WMC Mortg., LLC, No. 13 Civ. 584(AKH), 2013 WL 5996530,
at *1 (S.D.N.Y. June 12, 2013) (applying Rule 23.1 to
derivative suit by certificateholders in mortgage-backed
securities trusts); SC Note Acquisitions, LLC v. Wells
Fargo Bank, N.A., 934 F.Supp.2d 516, 528-29 (E.D.N.Y.
2013) (applying Rule 23.1 and New York Business Corporation
Law § 626(b) to derivative suit brought by
certificateholder in mortgage-backed securities trust),
aff'd, 548 F.App'x 741 (2d Cir. 2014).
Because LL Funds had failed to allege that it owned
certificates at the time of the wrongs it complained of,
Saxon and Wells Fargo argued that LL Funds' complaint had
to be dismissed. Saxon argued in the alternative that even if
LL Funds' claims were direct rather than derivative, LL
Funds still lacked standing under New York General Obligation
Law § 13-107 and did not have a contractual relationship
with Saxon in any event.
Court in its previous opinion noted that whether LL
Funds' claims were direct or derivative was a difficult
question which the parties had failed to analyze under the
appropriate test and that LL Funds had failed to allege
whether it was a Certificateholder during the time Saxon was
the Trust's Servicer. Accordingly, this Court gave LL
Funds an opportunity to amend its complaint to aver that it
owned certificates in the Trust at the time of the alleged
wrongdoing.
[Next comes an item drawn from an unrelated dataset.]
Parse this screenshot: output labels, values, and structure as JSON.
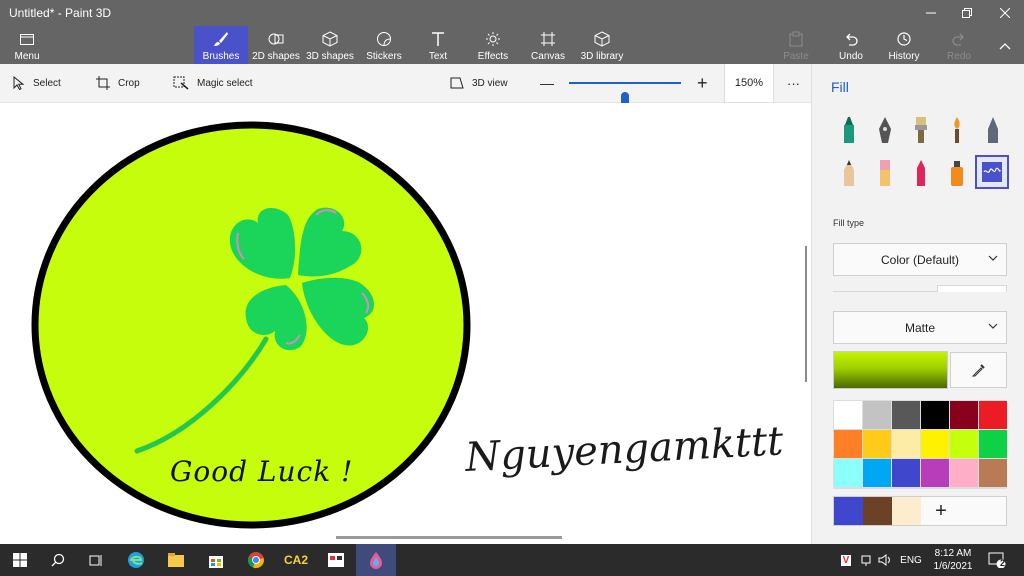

Alternatively, this Court allowed LL Funds to
file a supplemental brief "explaining why and how this
is a direct action" such that LL Funds would not need to
comply with Rule 23.1 and New York Business Corporation Law
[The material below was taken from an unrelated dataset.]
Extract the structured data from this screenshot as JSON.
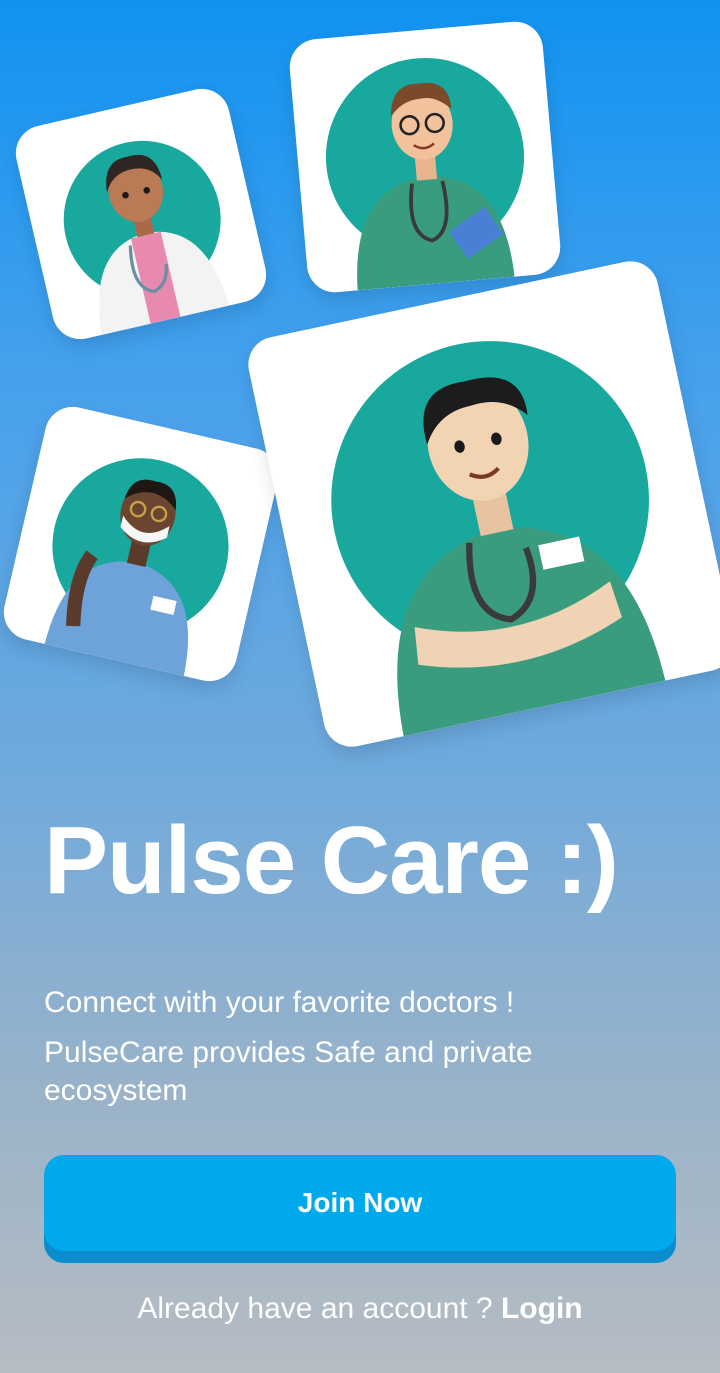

§ 626 to establish its standing to sue. Doc. 44 at 10.
This Court gave all parties an opportunity to further brief
the issues framed by this Court.
response, LL Funds submitted an amended complaint alleging
that it purchased certificates in the Trust on December 17,
2009, and that it owned these certificates when
Defendants' alleged breaches of contract occurred. Doc.
45 at ¶¶ 10, 84. Like LL Funds' initial
complaint, the amended complaint states that LL Funds seeks
damages for the entire Trust. See, e.g., Doc. 45 at
¶ 3 ("LL Funds brings this action in the name of
the Trust for the 'common benefit of all
Certificateholders' affected by the actions of the
Defendants."); Doc. 45 at ¶ 72 ("Plaintiff
[meaning the Trust] and its Certificateholders who have
suffered and continue to suffer damages as a result of Wells
Fargo's breach of contract should be compensated.").
LL Funds also submitted a supplemental brief asserting that
its claims are direct under the test articulated in
Tooley v. Donaldson. Lufkin & Jenrette, Inc.,
845 A.2d 1031 (Del. 2004) (en banc).
Fargo responded by arguing that LL Funds cannot seek damages
for the entire Trust in a direct action. According to Wells
Fargo, allowing such a claim would permit LL Funds to obtain
the benefit of damages under Rules 23 and 23.1 without having
to meet the procedural requirements of those rules. Wells
Fargo asked this Court either to limit LL Funds' damages
claim to any damages incurred by LL Funds or to direct LL
Funds to amend its complaint to reflect such a limit. Saxon
seconded Wells Fargo's argument that LL Funds cannot seek
Trust-wide damages in a direct suit, but also claimed that LL
Funds' direct claim against it must fail for lack of a
contractual relationship. As for the standing issue, however,
Saxon conceded that LL Funds has alleged facts sufficient to
establish its standing at the pleading stage. This Court
addresses Saxon's contract argument first before turning
to the Defendants' arguments about damages.